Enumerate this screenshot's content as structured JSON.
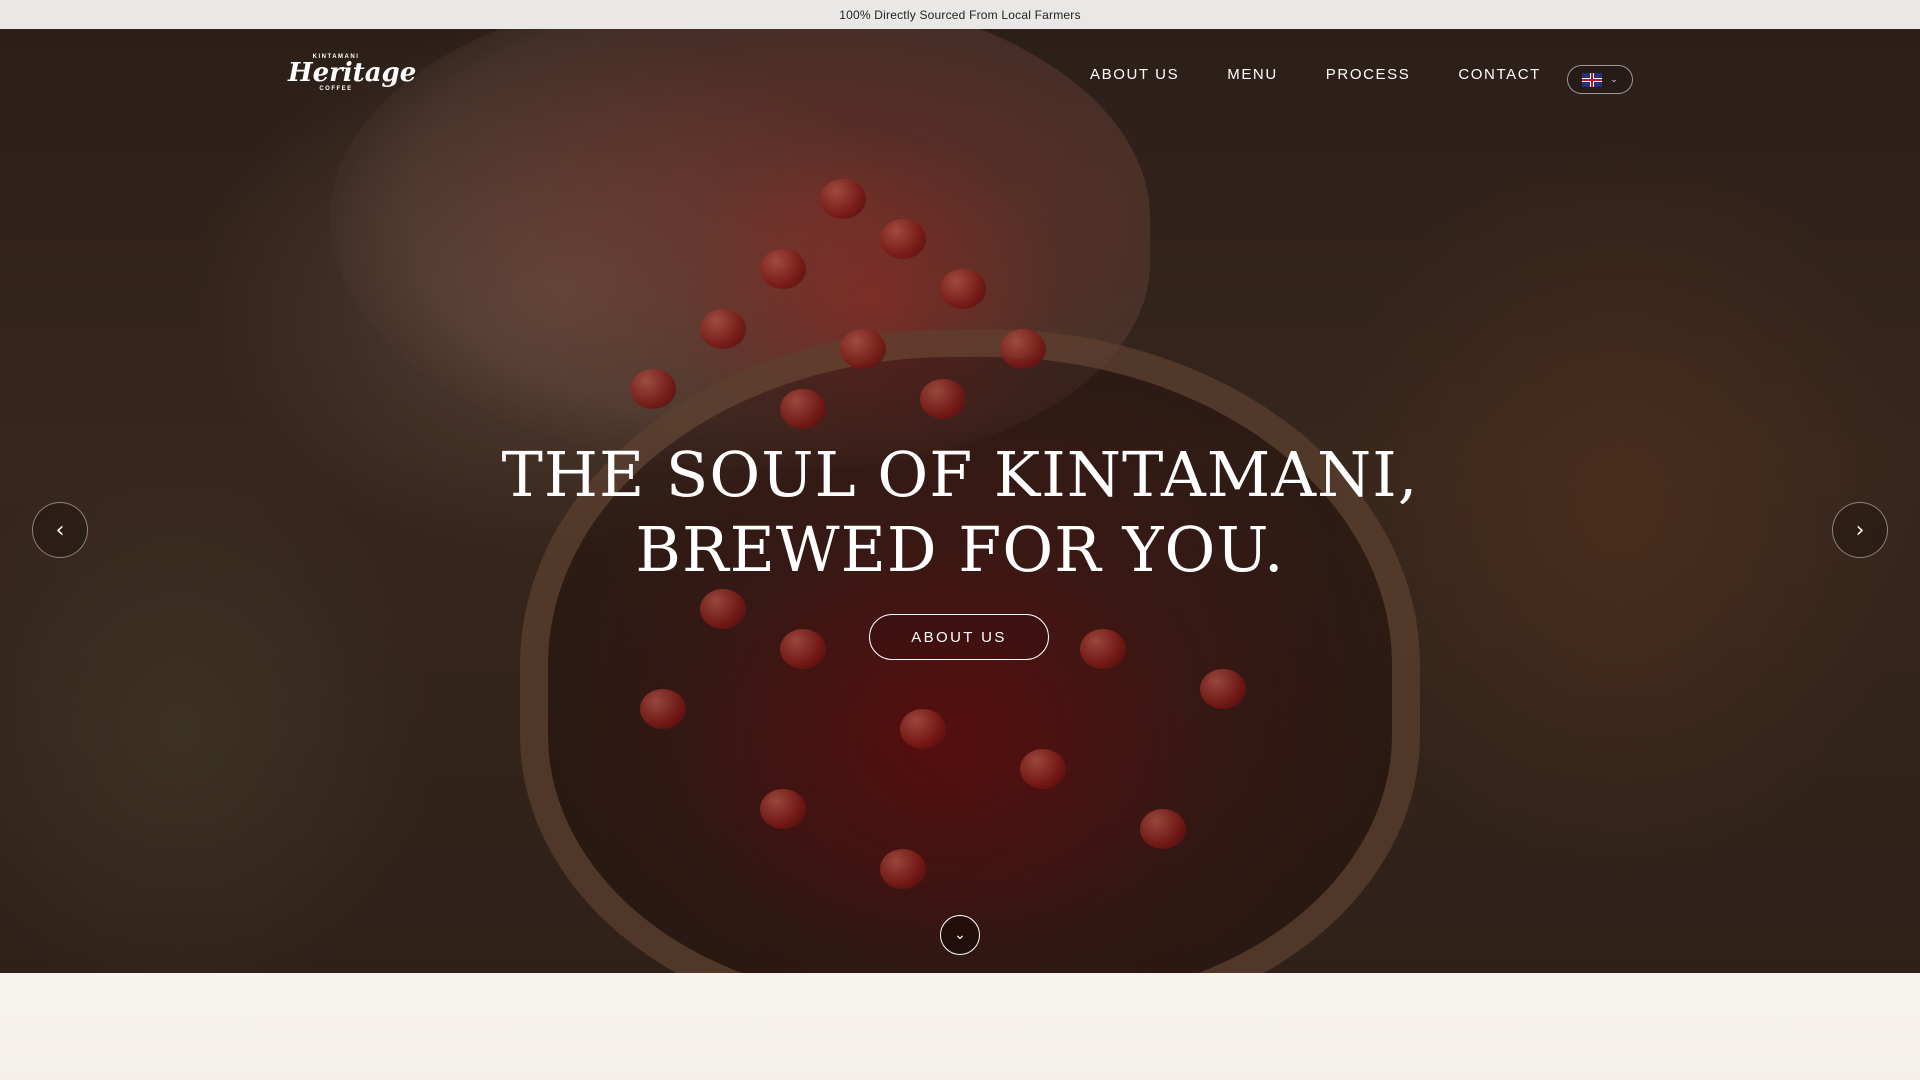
{
  "announcement": {
    "text": "100% Directly Sourced From Local Farmers"
  },
  "logo": {
    "top": "KINTAMANI",
    "script": "Heritage",
    "bottom": "COFFEE"
  },
  "nav": {
    "items": [
      {
        "label": "ABOUT US"
      },
      {
        "label": "MENU"
      },
      {
        "label": "PROCESS"
      },
      {
        "label": "CONTACT"
      }
    ],
    "language": {
      "flag": "uk-flag-icon",
      "chevron": "chevron-down-icon"
    }
  },
  "hero": {
    "headline_line1": "THE SOUL OF KINTAMANI,",
    "headline_line2": "BREWED FOR YOU.",
    "cta_label": "ABOUT US",
    "prev_icon": "chevron-left-icon",
    "next_icon": "chevron-right-icon",
    "scroll_icon": "chevron-down-icon"
  },
  "colors": {
    "announcement_bg": "#e9e8e6",
    "section_bg": "#f6f1ec",
    "text_light": "#ffffff"
  }
}
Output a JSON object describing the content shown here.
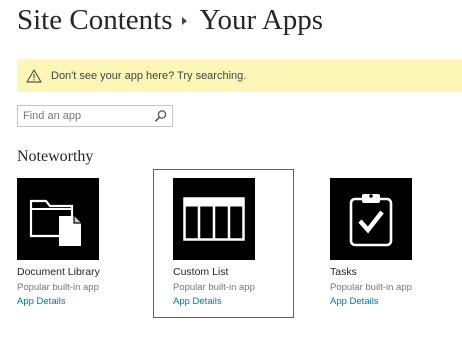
{
  "header": {
    "breadcrumb_parent": "Site Contents",
    "breadcrumb_current": "Your Apps"
  },
  "banner": {
    "message": "Don't see your app here? Try searching.",
    "icon": "warning-triangle-icon",
    "background": "#fcf7b6"
  },
  "search": {
    "placeholder": "Find an app",
    "value": "",
    "icon": "magnifier-icon"
  },
  "section": {
    "title": "Noteworthy"
  },
  "apps": [
    {
      "name": "Document Library",
      "subtitle": "Popular built-in app",
      "link": "App Details",
      "icon": "folder-document-icon"
    },
    {
      "name": "Custom List",
      "subtitle": "Popular built-in app",
      "link": "App Details",
      "icon": "table-list-icon",
      "highlighted": true
    },
    {
      "name": "Tasks",
      "subtitle": "Popular built-in app",
      "link": "App Details",
      "icon": "clipboard-check-icon"
    }
  ],
  "colors": {
    "link": "#0072c6",
    "tile_bg": "#000000",
    "highlight": "#e0262e",
    "text_dark": "#262626",
    "text_muted": "#777777"
  }
}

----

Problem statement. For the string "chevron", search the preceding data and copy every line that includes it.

Result for this exercise.
      "chevron": "chevron-down-icon"
    "prev_icon": "chevron-left-icon",
    "next_icon": "chevron-right-icon",
    "scroll_icon": "chevron-down-icon"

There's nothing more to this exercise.